There are about 75,000 U.S. wind-industry workers, according to AWEA. Letting the credit lapse will lead to the elimination of 10,000 wind-industry jobs this year and another 27,000 in 2012, the trade group estimates.
“It should be the role of both presidential candidates to support an all-of-the-above energy policy,” Denise Bode, AWEA’s CEO, said today at the Atlanta conference. The trade group has met with Romney’s campaign “and we’re trying to educate them on the benefits of wind.”
“We hope Congress can come together and get this passed, Rob Gramlich, AWEA’s senior vice president for public policy, said in an interview. The bill was referred to the House Ways & Means Committee, where he said it may stall because it’s narrowly focused on a single tax credit and may not garner enough attention on its own to move forward. ‘‘The problem is finding a viable vehicle.”
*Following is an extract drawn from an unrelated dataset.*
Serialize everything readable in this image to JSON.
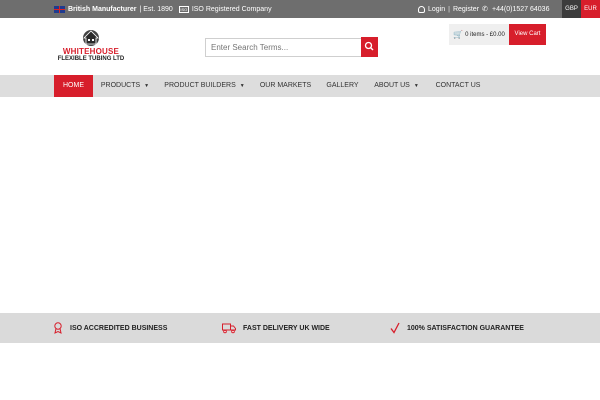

Texas is the largest wind-producing state with 10,337 megawatts, equivalent to about ten nuclear reactors, and Iowa gets as much as 20 percent of its electricity from installed turbines. The two states, along with Illinois, also have the most jobs in the wind industry with a combined 20,000 workers, AWEA said.
Not all conservative lawmakers from windy states support tax credits for turbines.
“It’s refreshing to see a presidential candidate show up in a state like Iowa and not kowtow to the wind and ethanol industries,” Representative Mike Pompeo, a Kansas Republican, said in an interview.
“Eventually you’ve got to take the training wheels off,” he said. “What about the jobs displaced by the government picking wind over natural gas or coal? I like wind, but the prediction of doom and gloom is overstated.”
The looming deadline is already slowing growth in the wind industry, said Nathanael Greene, director of renewable energy policy at the Natural Resources Defense Council in New York.
“It’s having disastrous effects on the supply chain because you have to have steel in the ground by Dec. 31 to get the credits,” Greene said in an interview. “The pipeline of projects has already stopped growing. We just can’t have a debate about improving renewable-energy incentives while we’re racing toward a cliff.”
The Bloomberg Wind Energy Index of 64 companies has dropped 14 percent this year on concern that U.S. demand for turbines will slow.